Ray was in the second tower when it was bombed in 1993, and he had made it out. In fact, he had survived quite a number of scrapes and close calls in his life, and by all estimates was quite lucky to have lived through any of them. I got the answering machine at Ray’s home and left a message.

I wasn’t satisfied, so I tried to call his parents. No one home. I left another message. Finally, I tried to call his sister, who lives just a few towns from me. No one home. I left a message. I was still feeling cautiously upbeat. Ray was a champion track and field guy in great shape with an immense amount of street smarts.

By September 12th I still hadn’t heard anything about Ray. I was sure that if anyone could’ve beaten the odds it was him. But I was also certain that if he were alive he would have called me. With Internet service back to somewhat normal, I began scouring all the sites to see if Ray had showed up on any of them. He didn’t, but when Sammy Hagar did I knew to stop looking there for accurate information. If he was hit on the head he might be in a hospital somewhere, unable to call. But the hospitals were not reporting any flood of injured. In fact, many were sending their volunteer doctors and nurses home.

That Sunday, newspapers started printing charts about who was most likely to survive and who wasn’t. Ray worked on the 84th floor of Tower Two. By the time he called his wife to say something bad was happening and he was coming home, he had a decent chance to be on his way by the time the second plane hit the 90th floor of Tower Two.
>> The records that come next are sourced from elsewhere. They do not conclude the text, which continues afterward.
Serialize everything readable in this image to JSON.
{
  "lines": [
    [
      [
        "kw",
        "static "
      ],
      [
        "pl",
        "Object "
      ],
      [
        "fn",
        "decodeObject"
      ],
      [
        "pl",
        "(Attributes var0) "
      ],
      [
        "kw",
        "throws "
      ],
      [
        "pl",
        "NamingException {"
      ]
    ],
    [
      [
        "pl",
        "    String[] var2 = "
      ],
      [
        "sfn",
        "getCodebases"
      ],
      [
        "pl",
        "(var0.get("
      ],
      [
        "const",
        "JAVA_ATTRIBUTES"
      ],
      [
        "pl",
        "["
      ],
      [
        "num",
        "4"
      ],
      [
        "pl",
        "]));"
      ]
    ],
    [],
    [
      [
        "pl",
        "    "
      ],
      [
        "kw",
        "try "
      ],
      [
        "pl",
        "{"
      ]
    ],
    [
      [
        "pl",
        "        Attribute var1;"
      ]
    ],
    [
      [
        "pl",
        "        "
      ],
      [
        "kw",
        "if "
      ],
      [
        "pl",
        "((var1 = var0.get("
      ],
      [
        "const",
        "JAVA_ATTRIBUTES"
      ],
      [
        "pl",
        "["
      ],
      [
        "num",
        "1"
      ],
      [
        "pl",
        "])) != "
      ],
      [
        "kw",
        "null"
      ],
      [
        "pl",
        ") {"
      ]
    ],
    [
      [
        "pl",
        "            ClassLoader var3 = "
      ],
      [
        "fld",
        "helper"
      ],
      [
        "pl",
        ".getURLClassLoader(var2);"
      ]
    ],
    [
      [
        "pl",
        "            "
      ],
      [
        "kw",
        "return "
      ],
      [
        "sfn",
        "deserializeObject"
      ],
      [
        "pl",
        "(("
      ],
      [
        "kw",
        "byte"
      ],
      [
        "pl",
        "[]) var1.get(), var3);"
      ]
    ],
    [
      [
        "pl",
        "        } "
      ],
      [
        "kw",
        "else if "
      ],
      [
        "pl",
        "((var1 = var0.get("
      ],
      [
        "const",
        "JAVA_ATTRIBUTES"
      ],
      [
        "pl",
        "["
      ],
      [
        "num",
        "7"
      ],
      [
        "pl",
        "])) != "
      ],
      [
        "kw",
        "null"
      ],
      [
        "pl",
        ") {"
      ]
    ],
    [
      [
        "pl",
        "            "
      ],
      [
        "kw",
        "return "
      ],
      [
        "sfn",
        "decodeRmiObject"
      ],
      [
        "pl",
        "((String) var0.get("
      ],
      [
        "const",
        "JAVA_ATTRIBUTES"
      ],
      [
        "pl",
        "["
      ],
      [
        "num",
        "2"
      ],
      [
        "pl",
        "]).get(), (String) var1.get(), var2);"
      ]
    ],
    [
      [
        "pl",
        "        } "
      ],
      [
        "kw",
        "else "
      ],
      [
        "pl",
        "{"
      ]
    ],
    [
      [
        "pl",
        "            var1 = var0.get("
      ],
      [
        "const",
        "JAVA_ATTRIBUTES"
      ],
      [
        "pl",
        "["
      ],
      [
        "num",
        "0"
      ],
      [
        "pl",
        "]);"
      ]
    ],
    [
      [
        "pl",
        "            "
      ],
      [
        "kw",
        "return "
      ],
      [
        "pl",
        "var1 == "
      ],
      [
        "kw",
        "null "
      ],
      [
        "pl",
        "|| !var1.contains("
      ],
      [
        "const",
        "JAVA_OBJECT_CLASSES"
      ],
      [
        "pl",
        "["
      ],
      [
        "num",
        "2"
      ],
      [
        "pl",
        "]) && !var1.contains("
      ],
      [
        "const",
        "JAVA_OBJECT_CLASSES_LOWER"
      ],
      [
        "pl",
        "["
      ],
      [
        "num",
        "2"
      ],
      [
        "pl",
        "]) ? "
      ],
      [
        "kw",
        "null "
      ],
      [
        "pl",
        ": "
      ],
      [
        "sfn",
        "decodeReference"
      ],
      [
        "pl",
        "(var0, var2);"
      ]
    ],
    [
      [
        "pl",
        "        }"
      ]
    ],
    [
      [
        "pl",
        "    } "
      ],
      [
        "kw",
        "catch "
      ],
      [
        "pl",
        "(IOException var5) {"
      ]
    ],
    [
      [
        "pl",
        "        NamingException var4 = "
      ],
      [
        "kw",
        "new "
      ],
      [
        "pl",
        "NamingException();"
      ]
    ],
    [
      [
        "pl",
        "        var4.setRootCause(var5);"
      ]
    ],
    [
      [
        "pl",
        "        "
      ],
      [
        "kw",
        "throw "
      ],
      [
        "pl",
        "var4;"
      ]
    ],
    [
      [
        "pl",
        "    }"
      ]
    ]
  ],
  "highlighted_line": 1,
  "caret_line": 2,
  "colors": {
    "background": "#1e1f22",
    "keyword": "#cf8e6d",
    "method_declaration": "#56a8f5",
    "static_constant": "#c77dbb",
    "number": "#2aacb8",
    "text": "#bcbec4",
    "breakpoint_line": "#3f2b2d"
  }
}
Days went by with no news. In fact, there was never any news. Ray’s picture went up with all the others. His description was given. His toothbrush was brought in. His company, EuroBrokers, met with the families, and some survivors were able to describe where they had seen coworkers that day, and most importantly, when. It was determined that surviving the terror attack boiled down to a simple decision: Which stairwell did you take? Apparently, my friend Ray had taken the wrong one.

In order to resolve it in some non-grisly way for his two young daughters, a funeral was arranged and held. That was it. I never got to tell him how grateful I was for his friendship and guidance. Like thousands of other role models, big brothers, confidantes, fathers, mothers and children on that day, Ray was gone.

In the post September 11th world, nothing seemed funny anymore and certainly everything seemed scary. In October, preparing for the scariest Halloween ever, I was cleaning up some things and I found the Freddy Krueger squirt mask. It was scary all over again, for all the wrong reasons, and not funny at all.

Robert E. Deutsch